They go into a big empty room with a screen on the wall. Let me just say this is what the whole Ark thing is about — it’s really big and there’s a huge amount of empty space. This part is representative of the whole Ark experience. It’s a great big wooden box with very little content, and everyone spends a lot of time telling you how big it is, as if that should impress you and make you believe in God.
So they go into an empty theater after the reporter expresses her exasperation at the general manager’s preachiness, and they play a movie at her. And the move is…Ray Comfort preaching at the audience, with the familiar, boring Ray Comfort schtick (“Have you ever told a lie?” etc.) Unbelievably, it works, she becomes a convert, sheds her cynicism, and nods along with the general manager, and I threw up my hands and turned off the 25 minute long commercial. Ken Ham must think his potential audience are all a bunch of gullible dumbasses. He might be right.

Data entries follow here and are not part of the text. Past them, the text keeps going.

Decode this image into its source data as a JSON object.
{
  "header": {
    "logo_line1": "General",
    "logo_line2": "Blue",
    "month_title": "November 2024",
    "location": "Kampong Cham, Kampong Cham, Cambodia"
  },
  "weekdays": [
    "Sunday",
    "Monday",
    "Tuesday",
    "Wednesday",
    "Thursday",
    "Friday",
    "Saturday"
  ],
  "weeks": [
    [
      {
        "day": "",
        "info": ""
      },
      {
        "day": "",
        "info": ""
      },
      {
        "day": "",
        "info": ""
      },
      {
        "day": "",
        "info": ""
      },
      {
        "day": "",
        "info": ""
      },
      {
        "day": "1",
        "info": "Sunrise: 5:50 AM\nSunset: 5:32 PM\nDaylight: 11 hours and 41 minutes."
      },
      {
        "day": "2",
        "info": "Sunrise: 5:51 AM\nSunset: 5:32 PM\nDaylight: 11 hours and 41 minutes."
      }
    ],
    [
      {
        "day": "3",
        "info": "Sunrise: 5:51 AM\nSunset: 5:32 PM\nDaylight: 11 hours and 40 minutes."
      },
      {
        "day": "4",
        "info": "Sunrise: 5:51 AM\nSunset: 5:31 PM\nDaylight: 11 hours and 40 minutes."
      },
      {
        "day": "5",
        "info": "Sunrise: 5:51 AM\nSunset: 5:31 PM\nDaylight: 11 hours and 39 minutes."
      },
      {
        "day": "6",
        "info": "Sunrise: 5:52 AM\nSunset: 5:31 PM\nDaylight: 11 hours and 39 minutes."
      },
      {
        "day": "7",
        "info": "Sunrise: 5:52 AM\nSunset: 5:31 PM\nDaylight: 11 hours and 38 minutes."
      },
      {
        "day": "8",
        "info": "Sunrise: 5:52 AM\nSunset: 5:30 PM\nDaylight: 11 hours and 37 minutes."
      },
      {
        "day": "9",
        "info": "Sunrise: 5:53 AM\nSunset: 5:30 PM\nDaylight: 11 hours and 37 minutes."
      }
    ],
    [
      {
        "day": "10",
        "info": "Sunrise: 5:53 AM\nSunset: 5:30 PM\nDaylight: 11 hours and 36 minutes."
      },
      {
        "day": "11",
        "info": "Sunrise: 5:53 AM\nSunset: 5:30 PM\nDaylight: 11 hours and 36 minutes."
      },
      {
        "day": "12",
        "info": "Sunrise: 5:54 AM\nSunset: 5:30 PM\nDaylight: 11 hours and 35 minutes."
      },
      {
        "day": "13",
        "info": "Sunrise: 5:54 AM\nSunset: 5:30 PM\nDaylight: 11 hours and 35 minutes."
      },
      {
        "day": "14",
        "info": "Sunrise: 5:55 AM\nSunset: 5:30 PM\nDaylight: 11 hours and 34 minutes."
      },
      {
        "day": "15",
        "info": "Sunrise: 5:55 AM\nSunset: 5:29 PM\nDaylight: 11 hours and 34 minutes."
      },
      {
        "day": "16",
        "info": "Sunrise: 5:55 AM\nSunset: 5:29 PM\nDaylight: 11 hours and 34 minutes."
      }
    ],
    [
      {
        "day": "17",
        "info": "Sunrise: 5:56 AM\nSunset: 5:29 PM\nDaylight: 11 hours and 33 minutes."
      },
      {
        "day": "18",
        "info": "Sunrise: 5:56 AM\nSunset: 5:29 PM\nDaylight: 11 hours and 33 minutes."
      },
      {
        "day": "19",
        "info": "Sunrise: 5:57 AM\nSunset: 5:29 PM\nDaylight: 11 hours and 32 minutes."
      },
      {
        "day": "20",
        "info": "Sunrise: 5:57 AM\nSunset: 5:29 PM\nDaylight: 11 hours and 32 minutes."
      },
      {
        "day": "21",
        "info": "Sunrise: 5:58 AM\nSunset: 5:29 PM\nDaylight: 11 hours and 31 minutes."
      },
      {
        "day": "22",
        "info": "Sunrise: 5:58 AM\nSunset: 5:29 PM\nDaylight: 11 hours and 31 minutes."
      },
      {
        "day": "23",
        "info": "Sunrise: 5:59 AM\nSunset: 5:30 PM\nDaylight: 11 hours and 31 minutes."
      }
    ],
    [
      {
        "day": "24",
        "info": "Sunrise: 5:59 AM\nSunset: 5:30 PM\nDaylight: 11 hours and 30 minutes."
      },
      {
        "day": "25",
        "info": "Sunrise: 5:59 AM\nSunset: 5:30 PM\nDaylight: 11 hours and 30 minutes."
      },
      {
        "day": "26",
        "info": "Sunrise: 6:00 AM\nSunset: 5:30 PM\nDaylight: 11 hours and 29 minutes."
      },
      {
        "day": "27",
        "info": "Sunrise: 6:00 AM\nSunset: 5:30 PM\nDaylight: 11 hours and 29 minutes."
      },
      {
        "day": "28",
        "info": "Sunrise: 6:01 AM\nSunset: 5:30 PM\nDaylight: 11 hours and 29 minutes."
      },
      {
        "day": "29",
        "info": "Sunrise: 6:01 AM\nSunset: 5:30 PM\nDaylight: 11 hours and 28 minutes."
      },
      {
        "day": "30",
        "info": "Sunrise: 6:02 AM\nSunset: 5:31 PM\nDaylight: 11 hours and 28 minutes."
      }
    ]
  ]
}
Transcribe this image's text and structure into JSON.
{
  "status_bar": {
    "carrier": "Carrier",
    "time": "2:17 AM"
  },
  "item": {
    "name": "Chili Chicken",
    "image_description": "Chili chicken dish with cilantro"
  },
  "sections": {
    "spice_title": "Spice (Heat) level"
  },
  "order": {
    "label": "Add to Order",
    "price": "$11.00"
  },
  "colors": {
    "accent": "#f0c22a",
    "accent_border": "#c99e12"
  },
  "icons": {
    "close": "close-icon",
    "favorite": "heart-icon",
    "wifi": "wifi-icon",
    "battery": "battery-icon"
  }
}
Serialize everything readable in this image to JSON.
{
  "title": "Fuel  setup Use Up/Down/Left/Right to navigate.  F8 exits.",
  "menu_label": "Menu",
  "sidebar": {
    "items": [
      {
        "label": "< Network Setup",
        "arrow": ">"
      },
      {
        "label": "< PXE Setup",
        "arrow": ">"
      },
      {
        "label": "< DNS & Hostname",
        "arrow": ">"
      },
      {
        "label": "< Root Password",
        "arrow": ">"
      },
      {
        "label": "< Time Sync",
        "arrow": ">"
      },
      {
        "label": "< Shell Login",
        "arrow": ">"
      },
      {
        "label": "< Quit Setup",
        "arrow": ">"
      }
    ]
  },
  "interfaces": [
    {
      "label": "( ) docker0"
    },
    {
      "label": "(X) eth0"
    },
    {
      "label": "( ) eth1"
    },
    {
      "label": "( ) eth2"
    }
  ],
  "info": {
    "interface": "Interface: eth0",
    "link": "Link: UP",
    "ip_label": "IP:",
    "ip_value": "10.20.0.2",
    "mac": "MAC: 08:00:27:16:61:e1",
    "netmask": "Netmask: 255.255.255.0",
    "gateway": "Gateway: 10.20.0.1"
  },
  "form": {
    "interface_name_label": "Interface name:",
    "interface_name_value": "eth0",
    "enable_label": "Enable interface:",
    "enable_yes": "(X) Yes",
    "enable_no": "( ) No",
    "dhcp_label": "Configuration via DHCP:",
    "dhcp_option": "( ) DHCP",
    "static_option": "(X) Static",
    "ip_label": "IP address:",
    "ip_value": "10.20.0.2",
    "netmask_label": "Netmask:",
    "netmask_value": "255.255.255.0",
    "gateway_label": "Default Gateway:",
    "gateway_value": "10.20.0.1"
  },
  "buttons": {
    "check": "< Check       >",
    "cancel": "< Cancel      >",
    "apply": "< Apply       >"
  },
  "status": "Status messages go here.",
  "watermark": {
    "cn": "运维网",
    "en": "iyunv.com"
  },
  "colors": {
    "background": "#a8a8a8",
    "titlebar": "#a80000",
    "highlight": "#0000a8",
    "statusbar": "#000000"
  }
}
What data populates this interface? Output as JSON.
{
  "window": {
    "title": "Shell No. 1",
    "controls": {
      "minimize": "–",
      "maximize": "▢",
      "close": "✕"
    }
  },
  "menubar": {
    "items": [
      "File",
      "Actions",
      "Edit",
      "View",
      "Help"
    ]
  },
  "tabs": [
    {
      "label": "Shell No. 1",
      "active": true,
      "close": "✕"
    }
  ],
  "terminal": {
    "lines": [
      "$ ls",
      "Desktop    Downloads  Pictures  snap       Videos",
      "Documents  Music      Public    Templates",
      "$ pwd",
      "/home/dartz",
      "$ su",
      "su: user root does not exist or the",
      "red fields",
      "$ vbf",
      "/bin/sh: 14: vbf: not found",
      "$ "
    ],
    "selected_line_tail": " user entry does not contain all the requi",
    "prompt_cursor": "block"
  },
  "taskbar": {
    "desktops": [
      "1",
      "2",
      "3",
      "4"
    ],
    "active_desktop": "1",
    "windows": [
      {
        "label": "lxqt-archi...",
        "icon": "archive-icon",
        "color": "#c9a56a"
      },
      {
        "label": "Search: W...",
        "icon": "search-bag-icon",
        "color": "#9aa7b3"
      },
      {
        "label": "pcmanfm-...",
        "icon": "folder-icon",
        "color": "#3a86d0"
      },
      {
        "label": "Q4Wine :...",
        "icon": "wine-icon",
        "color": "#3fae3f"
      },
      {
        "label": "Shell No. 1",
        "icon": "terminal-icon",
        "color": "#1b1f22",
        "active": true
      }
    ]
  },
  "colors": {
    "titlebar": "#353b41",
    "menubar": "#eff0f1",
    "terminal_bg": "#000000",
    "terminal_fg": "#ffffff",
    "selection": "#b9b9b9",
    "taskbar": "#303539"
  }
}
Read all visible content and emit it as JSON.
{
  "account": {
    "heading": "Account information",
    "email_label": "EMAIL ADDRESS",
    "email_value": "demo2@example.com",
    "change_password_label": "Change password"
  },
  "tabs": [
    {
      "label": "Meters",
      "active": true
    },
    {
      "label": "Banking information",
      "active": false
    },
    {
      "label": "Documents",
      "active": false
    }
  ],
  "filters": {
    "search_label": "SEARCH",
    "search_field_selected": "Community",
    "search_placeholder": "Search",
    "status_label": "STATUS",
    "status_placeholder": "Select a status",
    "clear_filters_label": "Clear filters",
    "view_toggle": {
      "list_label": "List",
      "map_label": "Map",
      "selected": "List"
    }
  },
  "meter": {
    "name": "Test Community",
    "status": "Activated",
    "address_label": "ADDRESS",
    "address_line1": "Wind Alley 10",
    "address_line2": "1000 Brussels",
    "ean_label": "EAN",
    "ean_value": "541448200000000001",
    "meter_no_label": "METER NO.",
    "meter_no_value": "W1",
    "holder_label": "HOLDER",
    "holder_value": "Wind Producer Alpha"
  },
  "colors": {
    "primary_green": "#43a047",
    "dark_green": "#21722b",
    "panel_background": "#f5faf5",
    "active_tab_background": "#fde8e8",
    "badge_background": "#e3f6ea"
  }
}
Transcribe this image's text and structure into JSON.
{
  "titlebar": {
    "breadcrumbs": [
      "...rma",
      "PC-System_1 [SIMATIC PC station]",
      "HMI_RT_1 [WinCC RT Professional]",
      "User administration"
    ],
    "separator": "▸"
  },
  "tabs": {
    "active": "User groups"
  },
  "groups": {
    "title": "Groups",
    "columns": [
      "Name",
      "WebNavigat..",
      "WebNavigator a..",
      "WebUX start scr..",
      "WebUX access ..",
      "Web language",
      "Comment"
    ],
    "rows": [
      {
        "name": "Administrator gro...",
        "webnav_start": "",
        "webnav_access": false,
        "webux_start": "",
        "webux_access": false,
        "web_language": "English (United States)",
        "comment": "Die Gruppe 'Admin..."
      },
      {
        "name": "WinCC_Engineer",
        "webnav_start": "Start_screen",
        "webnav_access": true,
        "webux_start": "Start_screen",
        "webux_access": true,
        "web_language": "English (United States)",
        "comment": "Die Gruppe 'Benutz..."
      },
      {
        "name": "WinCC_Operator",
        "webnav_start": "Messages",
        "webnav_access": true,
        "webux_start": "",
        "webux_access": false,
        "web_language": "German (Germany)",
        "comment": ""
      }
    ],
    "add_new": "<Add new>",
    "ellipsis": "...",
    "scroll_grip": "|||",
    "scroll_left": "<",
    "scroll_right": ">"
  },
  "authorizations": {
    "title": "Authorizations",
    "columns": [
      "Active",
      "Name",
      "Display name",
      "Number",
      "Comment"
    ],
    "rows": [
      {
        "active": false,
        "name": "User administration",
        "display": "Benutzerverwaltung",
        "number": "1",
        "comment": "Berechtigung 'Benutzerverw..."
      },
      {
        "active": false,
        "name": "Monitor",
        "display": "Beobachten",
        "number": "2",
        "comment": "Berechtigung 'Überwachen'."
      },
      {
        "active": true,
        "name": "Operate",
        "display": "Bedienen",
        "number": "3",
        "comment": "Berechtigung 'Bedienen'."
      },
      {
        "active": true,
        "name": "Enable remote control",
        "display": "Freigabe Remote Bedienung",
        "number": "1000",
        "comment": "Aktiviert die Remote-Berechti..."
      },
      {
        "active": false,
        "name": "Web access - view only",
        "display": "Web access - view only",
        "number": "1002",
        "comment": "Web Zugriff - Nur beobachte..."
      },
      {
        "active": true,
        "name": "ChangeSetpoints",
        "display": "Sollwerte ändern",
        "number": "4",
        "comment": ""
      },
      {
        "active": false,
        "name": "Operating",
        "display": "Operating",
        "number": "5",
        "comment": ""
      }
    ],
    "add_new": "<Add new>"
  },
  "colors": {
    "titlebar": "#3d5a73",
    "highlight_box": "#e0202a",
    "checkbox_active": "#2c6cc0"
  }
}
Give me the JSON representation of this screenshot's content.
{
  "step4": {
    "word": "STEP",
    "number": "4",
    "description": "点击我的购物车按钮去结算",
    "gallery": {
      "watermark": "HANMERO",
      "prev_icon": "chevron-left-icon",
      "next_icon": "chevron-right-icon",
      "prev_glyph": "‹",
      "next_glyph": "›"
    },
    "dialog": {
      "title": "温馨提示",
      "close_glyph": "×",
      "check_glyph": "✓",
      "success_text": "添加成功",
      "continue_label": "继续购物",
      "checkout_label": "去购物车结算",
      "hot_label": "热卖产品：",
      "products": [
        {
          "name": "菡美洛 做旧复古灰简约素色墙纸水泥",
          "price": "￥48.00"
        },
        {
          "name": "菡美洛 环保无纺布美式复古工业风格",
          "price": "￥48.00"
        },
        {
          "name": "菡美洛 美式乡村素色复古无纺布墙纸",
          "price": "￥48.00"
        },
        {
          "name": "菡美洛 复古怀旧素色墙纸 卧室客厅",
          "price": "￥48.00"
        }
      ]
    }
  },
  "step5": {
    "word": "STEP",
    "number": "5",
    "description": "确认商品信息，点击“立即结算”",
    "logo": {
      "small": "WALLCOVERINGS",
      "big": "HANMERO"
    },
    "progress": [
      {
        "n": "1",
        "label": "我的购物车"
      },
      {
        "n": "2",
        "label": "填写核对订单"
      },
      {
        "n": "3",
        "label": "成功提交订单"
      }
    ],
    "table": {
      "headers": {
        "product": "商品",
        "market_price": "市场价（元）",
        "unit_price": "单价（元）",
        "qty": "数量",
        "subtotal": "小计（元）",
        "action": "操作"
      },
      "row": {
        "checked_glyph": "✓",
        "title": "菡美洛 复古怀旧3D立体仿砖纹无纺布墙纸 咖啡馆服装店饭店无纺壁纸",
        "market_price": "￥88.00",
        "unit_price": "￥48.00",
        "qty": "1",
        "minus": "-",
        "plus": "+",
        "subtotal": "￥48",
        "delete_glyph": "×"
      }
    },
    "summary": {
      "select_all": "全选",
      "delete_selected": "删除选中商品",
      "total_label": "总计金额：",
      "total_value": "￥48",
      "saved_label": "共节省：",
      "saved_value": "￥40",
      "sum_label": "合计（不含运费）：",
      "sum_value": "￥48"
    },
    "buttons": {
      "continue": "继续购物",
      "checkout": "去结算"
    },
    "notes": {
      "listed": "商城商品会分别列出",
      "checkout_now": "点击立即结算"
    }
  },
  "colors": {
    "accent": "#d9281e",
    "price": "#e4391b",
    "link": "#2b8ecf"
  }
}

The other thing I’m seeing a lot of suddenly are YouTube ads for the Ark Park — and I should have warned you, if you watch that terrible video, YouTube will start feeding these things to you (jesus, but I fucking hate the “algorithm”). These are 15 second clips featuring an animated cartoon giraffe who is very enthusiastic about visiting the big wooden box. That’s all they ever show you, that the talking giraffe thinks the Ark is really big. They have shots of him posed in the interior, and it really hammers home the impression that it is a really big wooden box with very little in it.
I don’t know how this advertising works. It’s like the World’s Largest Ball of Twine, and sure, if I were passing by I might stop by out of curiosity, but this particular odd roadside attraction will charge you a hundred dollars to park and go inside, and once you’re there, a recording of Ray Comfort will yammer at you about Jesus.
Don’t go. Worst vacation destination ever.